Excerpts from an interface dataset
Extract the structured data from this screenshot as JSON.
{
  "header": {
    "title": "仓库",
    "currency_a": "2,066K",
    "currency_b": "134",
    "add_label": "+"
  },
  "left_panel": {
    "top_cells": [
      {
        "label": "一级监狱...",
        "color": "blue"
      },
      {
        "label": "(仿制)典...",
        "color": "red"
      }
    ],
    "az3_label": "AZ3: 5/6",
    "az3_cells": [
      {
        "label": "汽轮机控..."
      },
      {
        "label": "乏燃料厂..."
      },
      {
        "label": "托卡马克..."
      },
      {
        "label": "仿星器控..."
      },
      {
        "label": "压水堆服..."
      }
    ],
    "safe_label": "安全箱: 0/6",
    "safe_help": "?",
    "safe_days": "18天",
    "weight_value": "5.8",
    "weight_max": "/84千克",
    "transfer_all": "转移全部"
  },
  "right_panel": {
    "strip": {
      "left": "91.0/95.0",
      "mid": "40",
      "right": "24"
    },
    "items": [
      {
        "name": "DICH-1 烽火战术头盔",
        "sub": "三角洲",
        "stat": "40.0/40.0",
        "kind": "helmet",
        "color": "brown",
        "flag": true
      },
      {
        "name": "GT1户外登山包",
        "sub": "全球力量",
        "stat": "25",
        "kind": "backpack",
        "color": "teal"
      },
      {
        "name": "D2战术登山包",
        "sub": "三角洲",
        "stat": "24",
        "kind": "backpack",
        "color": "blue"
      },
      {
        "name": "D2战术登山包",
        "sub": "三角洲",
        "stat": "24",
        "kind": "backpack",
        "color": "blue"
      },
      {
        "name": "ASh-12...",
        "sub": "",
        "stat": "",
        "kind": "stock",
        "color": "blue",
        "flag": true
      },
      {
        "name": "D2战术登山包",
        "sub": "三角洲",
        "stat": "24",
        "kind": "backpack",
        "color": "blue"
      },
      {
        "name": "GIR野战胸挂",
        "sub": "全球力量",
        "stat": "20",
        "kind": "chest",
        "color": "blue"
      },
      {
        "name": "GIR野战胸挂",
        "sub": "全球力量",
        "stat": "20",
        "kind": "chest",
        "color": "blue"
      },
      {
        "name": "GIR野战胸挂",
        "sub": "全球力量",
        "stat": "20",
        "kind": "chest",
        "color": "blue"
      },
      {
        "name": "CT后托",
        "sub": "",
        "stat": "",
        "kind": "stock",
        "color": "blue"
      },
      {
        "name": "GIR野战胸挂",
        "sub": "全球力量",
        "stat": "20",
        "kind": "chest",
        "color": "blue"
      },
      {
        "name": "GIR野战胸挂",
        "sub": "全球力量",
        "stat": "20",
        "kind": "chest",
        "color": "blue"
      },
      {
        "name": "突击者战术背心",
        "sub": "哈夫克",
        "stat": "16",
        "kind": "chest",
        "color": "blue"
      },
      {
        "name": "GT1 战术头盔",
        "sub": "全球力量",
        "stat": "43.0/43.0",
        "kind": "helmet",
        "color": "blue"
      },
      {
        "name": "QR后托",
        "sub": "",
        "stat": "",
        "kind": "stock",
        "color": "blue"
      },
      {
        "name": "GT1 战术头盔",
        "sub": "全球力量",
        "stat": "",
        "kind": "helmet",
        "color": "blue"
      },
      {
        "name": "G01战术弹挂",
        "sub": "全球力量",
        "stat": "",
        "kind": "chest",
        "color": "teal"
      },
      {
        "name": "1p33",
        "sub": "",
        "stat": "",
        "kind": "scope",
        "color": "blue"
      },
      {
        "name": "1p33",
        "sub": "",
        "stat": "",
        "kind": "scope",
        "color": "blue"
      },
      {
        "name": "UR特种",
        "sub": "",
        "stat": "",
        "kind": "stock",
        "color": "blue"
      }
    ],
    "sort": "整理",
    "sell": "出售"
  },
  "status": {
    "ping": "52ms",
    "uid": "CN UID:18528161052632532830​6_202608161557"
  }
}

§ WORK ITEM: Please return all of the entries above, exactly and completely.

§ TASK OUTPUT:
Extract the structured data from this screenshot as JSON.
{
  "header": {
    "title": "仓库",
    "currency_a": "2,066K",
    "currency_b": "134",
    "add_label": "+"
  },
  "left_panel": {
    "top_cells": [
      {
        "label": "一级监狱...",
        "color": "blue"
      },
      {
        "label": "(仿制)典...",
        "color": "red"
      }
    ],
    "az3_label": "AZ3: 5/6",
    "az3_cells": [
      {
        "label": "汽轮机控..."
      },
      {
        "label": "乏燃料厂..."
      },
      {
        "label": "托卡马克..."
      },
      {
        "label": "仿星器控..."
      },
      {
        "label": "压水堆服..."
      }
    ],
    "safe_label": "安全箱: 0/6",
    "safe_help": "?",
    "safe_days": "18天",
    "weight_value": "5.8",
    "weight_max": "/84千克",
    "transfer_all": "转移全部"
  },
  "right_panel": {
    "strip": {
      "left": "91.0/95.0",
      "mid": "40",
      "right": "24"
    },
    "items": [
      {
        "name": "DICH-1 烽火战术头盔",
        "sub": "三角洲",
        "stat": "40.0/40.0",
        "kind": "helmet",
        "color": "brown",
        "flag": true
      },
      {
        "name": "GT1户外登山包",
        "sub": "全球力量",
        "stat": "25",
        "kind": "backpack",
        "color": "teal"
      },
      {
        "name": "D2战术登山包",
        "sub": "三角洲",
        "stat": "24",
        "kind": "backpack",
        "color": "blue"
      },
      {
        "name": "D2战术登山包",
        "sub": "三角洲",
        "stat": "24",
        "kind": "backpack",
        "color": "blue"
      },
      {
        "name": "ASh-12...",
        "sub": "",
        "stat": "",
        "kind": "stock",
        "color": "blue",
        "flag": true
      },
      {
        "name": "D2战术登山包",
        "sub": "三角洲",
        "stat": "24",
        "kind": "backpack",
        "color": "blue"
      },
      {
        "name": "GIR野战胸挂",
        "sub": "全球力量",
        "stat": "20",
        "kind": "chest",
        "color": "blue"
      },
      {
        "name": "GIR野战胸挂",
        "sub": "全球力量",
        "stat": "20",
        "kind": "chest",
        "color": "blue"
      },
      {
        "name": "GIR野战胸挂",
        "sub": "全球力量",
        "stat": "20",
        "kind": "chest",
        "color": "blue"
      },
      {
        "name": "CT后托",
        "sub": "",
        "stat": "",
        "kind": "stock",
        "color": "blue"
      },
      {
        "name": "GIR野战胸挂",
        "sub": "全球力量",
        "stat": "20",
        "kind": "chest",
        "color": "blue"
      },
      {
        "name": "GIR野战胸挂",
        "sub": "全球力量",
        "stat": "20",
        "kind": "chest",
        "color": "blue"
      },
      {
        "name": "突击者战术背心",
        "sub": "哈夫克",
        "stat": "16",
        "kind": "chest",
        "color": "blue"
      },
      {
        "name": "GT1 战术头盔",
        "sub": "全球力量",
        "stat": "43.0/43.0",
        "kind": "helmet",
        "color": "blue"
      },
      {
        "name": "QR后托",
        "sub": "",
        "stat": "",
        "kind": "stock",
        "color": "blue"
      },
      {
        "name": "GT1 战术头盔",
        "sub": "全球力量",
        "stat": "",
        "kind": "helmet",
        "color": "blue"
      },
      {
        "name": "G01战术弹挂",
        "sub": "全球力量",
        "stat": "",
        "kind": "chest",
        "color": "teal"
      },
      {
        "name": "1p33",
        "sub": "",
        "stat": "",
        "kind": "scope",
        "color": "blue"
      },
      {
        "name": "1p33",
        "sub": "",
        "stat": "",
        "kind": "scope",
        "color": "blue"
      },
      {
        "name": "UR特种",
        "sub": "",
        "stat": "",
        "kind": "stock",
        "color": "blue"
      }
    ],
    "sort": "整理",
    "sell": "出售"
  },
  "status": {
    "ping": "52ms",
    "uid": "CN UID:18528161052632532830​6_202608161557"
  }
}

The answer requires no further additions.